The Otago peninsula is situated east of the city of Dunedin and is a good destination for a (half) day trip. We followed the Otago Harbour - with a visit to the lush Glenfalloch Woodland Garden - till Company Bay. Here we turned off to the right and took the winding and narrow Castlewood Road to Larnach Castle.
Larnach Castle isn't a real castle but more a strapping country house, but quite nice to walk around the rooms; specially the view from the tower over the surrounding landscape is spectacular.
In Portobello is the 'happy hen' factory and 'off course' we bought ours for home.
At the end of the peninsula are a couple of tourist areas to view New Zealand's wildlife. We did choose the Yellow Eyed Penguin Reserve (there are also a shag and albatross colony). We went with a guided tour to a beach, where the penguins come on land and did sea some penguin chicks in their nests. On the beach were also sea lions and fur seals.
We went back to Dunedin along Papanui and Hoopers Inlet and over the small and winding Highcliff Road, with views over the great scenery of Otago Peninsula.
Looking down on the beach from the 'Moeraki Boulders Cafe' we thought there we a lot of big turtles on the beach. But coming closer and closer it was obviously these giants were just 'normal' stones. But what is 'normal' if they have an almost perfect round shape and are 65 million years of age !!! The biggest boulders do have a diameter of more than 2 metres.
In a matter of fact these boulders are not real stones but a kind of crystals (calcium and carbonates) around a small charged core. That explains also why these boulders are hardly eroded by the wind and sea.

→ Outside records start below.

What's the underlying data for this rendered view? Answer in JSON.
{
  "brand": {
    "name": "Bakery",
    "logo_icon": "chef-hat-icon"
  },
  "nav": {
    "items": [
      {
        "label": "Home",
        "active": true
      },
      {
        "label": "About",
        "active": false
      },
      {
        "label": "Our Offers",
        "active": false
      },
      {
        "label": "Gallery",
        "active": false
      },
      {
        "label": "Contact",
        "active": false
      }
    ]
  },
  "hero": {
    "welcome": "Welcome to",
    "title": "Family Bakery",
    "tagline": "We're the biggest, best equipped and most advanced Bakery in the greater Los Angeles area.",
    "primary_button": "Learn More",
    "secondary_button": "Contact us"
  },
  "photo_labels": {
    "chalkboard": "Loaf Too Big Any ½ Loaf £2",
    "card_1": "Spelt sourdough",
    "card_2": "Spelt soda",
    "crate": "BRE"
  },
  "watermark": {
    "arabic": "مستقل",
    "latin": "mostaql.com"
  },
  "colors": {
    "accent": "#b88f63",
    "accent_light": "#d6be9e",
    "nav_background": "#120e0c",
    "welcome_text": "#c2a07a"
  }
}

The Moeraki Boulders are easy accessible from SH 1, between Oamaru and Dunedin.
Best time to visit the boulders is during low tide. To be sure better make a phone call with the cafe about the tide ((03) 439 4827).
If you are going to Queenstown, try to get over to Arrowtown, off the main road, but just 20 mins drive. Here you can see an old gold miners town, including the relics of an old Chinese village from that era as well.
Small town and easy to move around, most of it is walking distance. Plenty of parking. Go to the Museum and read more on the history.
You can see more photos on my Arrowtown page, and be sure to view the "travelogue".
Arrowtown is particularly beautiful in April when the leaves are all golden for the autumn season.